++++ DATA EXCERPTS

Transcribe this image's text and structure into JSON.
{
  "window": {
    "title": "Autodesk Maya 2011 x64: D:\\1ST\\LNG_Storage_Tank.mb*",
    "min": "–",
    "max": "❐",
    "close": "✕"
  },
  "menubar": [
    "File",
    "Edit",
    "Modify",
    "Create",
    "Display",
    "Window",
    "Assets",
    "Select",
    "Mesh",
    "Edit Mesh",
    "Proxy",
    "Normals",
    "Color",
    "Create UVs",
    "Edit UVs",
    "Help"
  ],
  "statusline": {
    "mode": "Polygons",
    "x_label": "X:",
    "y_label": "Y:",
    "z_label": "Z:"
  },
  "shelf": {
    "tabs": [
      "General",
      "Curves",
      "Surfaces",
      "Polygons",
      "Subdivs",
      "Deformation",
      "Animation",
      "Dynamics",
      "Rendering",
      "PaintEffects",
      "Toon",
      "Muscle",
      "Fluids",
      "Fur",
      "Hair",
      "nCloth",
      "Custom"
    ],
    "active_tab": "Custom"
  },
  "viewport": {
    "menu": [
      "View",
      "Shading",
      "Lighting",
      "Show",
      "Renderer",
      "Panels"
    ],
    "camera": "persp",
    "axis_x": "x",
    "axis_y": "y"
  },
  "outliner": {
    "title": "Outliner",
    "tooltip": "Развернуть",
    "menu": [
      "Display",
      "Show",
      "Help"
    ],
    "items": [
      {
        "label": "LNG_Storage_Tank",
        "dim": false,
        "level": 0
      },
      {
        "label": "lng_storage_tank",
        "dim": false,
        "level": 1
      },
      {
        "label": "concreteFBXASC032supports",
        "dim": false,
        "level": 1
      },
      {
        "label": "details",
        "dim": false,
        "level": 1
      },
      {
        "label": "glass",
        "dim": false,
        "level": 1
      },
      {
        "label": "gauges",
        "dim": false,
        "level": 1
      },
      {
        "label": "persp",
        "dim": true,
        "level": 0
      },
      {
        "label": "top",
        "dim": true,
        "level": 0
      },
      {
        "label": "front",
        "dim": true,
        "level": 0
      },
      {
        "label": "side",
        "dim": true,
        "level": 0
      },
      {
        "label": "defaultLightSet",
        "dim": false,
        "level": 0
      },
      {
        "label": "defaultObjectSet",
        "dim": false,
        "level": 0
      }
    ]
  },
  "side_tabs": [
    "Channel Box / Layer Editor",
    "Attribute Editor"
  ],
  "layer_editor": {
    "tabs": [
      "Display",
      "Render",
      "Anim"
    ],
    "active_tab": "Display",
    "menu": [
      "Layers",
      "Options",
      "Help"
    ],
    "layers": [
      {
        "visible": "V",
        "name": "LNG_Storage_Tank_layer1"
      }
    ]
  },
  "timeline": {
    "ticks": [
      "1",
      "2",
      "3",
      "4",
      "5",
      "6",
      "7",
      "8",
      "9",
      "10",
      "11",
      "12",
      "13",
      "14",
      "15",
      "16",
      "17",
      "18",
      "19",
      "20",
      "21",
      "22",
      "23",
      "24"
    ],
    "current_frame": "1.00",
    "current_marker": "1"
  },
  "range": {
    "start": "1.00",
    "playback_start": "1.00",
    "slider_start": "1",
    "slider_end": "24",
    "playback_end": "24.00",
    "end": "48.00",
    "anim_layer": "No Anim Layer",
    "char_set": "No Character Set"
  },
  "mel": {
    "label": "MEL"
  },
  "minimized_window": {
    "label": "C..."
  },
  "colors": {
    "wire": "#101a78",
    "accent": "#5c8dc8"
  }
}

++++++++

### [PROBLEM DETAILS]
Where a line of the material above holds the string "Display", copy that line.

### [YOUR SOLUTION]
    "Display",
      "Display",
      "Display",
    "active_tab": "Display",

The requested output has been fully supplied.